Beauty of Stem Plants (in various sized tanks)."  In this column the
reader truly gets into Amano's mind and learns his techniques for
creating his mesmerizing aquascapes.  In a marked departure from his
previous books, each aquarium is thoroughly analyzed.  Amano truly
becomes a teacher and the reader his student.  Amano gets into the
nitty-gritty that we've all been longing for, e.g. why he placed the
rocks this way and why he chose to use Micranthemum behind a tuft of
Rotala.  A summary is presented that details the history of the featured
aquarium.  There is a short section on the photographic equipment used
to take the fabulous photo.  And the last section gives the technical
details of the tank (lighting, CO2, substrate, etc.).  Three different
aquariums are analyzed in great detail.

The next article turns from a focus on a type of plant- stem plants- to
aquascaping technique in general.  In this article, that I found
fascinating, Amano explains the "Shakkei" principle.  Nine more
aquariums are analyzed from this point of view.  The reader learns to
recognize various compositions such as a concave composition and a
convex composition and their different characteristics.  Then Amano
discusses how to properly trim stem plants in order to achieve a desired
look.  And this article includes pictures depicting every step!

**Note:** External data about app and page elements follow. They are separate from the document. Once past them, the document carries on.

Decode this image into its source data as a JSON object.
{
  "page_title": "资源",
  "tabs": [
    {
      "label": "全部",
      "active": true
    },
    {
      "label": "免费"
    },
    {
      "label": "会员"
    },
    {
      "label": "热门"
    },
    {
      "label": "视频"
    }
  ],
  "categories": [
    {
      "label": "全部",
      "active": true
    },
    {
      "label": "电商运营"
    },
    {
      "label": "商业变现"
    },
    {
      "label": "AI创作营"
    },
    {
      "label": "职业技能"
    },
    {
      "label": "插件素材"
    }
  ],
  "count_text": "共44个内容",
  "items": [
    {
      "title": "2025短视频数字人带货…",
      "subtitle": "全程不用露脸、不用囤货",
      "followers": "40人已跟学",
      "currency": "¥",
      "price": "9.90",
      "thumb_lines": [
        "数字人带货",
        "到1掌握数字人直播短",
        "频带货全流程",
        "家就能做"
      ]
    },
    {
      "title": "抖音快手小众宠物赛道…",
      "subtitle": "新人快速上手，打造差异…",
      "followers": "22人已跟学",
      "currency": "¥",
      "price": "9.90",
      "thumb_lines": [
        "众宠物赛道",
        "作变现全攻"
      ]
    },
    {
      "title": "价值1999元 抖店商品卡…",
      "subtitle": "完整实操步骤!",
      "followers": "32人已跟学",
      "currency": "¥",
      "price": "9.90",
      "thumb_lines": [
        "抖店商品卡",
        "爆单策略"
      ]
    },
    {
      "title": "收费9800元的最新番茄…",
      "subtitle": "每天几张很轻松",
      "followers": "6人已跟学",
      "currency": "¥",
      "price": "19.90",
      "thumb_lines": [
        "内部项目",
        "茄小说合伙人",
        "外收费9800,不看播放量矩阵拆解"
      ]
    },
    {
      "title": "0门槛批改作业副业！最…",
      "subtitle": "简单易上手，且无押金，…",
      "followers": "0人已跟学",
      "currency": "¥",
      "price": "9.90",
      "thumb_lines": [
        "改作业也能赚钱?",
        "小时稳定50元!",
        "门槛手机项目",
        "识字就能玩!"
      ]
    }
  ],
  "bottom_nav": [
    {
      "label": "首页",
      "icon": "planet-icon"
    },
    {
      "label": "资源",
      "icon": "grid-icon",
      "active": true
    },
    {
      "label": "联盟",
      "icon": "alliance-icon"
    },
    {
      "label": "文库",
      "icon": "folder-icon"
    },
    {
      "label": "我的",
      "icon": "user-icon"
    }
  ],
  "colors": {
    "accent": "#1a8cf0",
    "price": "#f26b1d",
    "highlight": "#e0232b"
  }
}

Then we get into a more technical section for all you more advanced
aquatic horticulturists.  The article entitled "Nature Aquarium Notes"
delves into the intricacies of how carbon dioxide affects your planted
aquaria.  Using schematics, charts and graphical representations, Amano
explains the use of CO2 in planted aquaria in an easy to read fashion. 

The "Nature Aquarium Questions & Answers" section is where Amano answers
the questions of hobbyists from around the world.  This volume contains
questions on algae eaters, hair grass cultivation, Yamato shrimps,
lighting, submersed cultivation of plants and air equilibrium, among

Following the question and answers is my favorite section, the "ADA
LAB."  It is a good technical column from the Aqua Design Amano Research
and Development Unit.  This monthly column reports on experiments and
research conducted by the ADA R&D department.  Their findings often lead
to new Nature Aquarium products for the hobbyists.  This month's column
focuses on the ADA product "Phyton-git."  It explains how, Phyton-git, a
phytoncide has many applications associated with the prevention of plant
diseases and bacterial control.

Next, a wonderful article by our fellow hobbyist, Neil Frank, editor of
The Aquatic Gardener and associate editor for Aqua Journal, speaks of
the past, present and future of the aquarium plant hobby in America. 
This column is called the "Global Aquarist Report."  Some noted
aquarists that have been showcased in this section are Claus Christensen
of Tropica and Kaspar Horst of Dupla.

Finally, in the "Nature Aquarium Forum," Takashi Amano discusses the
techniques and methods of cultivating high-light and low-light plants.

Overall, my impression of the Aqua Journal is that it is an excellent
magazine geared to the aquatic gardener or horticulturist.  For anyone
who finds themselves wondering, "How does Amano do it?," the Aqua
Journal is for you.  

I want to make a point of thanking all those people whose Herculean
efforts have made the Aqua Journal available in English.  It is a
fountain of information for every aquatic gardener.


Art Giacosa
Miami, Florida